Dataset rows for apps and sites
*-*-*

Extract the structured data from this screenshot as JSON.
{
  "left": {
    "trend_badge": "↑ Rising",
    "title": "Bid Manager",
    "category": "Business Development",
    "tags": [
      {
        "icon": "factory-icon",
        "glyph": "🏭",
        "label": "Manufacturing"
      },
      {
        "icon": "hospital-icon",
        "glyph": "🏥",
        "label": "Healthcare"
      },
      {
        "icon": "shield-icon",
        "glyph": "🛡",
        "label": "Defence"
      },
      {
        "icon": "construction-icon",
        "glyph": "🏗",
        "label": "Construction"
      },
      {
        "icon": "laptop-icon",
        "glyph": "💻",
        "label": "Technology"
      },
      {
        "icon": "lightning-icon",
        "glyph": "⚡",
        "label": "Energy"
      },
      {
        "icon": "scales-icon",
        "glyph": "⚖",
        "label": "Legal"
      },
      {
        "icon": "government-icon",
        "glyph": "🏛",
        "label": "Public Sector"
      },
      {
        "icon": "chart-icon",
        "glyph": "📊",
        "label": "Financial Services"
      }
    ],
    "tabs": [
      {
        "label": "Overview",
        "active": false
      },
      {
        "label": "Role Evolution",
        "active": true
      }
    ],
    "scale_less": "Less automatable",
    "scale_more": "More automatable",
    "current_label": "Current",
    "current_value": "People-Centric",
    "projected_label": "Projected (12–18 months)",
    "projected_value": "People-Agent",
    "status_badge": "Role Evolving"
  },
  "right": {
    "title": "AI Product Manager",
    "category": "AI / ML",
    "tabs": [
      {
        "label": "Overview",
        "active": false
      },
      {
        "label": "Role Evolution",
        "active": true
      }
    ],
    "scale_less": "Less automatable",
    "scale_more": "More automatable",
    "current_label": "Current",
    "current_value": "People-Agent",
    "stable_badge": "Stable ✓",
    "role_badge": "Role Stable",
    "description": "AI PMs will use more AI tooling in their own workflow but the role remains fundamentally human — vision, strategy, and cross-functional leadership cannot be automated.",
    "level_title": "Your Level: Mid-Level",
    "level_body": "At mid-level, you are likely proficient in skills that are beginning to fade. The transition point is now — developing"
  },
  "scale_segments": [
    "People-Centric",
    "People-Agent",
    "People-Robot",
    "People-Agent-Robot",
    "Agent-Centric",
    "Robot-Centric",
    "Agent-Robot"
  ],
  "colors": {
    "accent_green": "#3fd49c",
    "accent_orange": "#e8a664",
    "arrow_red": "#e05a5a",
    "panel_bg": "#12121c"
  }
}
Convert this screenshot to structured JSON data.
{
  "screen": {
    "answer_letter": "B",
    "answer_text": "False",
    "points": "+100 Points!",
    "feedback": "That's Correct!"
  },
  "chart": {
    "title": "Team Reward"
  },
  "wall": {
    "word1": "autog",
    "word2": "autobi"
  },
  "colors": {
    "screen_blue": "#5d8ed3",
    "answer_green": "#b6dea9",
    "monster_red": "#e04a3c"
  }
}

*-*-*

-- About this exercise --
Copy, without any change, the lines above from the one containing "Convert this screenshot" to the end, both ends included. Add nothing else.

-- Written answer --
Convert this screenshot to structured JSON data.
{
  "screen": {
    "answer_letter": "B",
    "answer_text": "False",
    "points": "+100 Points!",
    "feedback": "That's Correct!"
  },
  "chart": {
    "title": "Team Reward"
  },
  "wall": {
    "word1": "autog",
    "word2": "autobi"
  },
  "colors": {
    "screen_blue": "#5d8ed3",
    "answer_green": "#b6dea9",
    "monster_red": "#e04a3c"
  }
}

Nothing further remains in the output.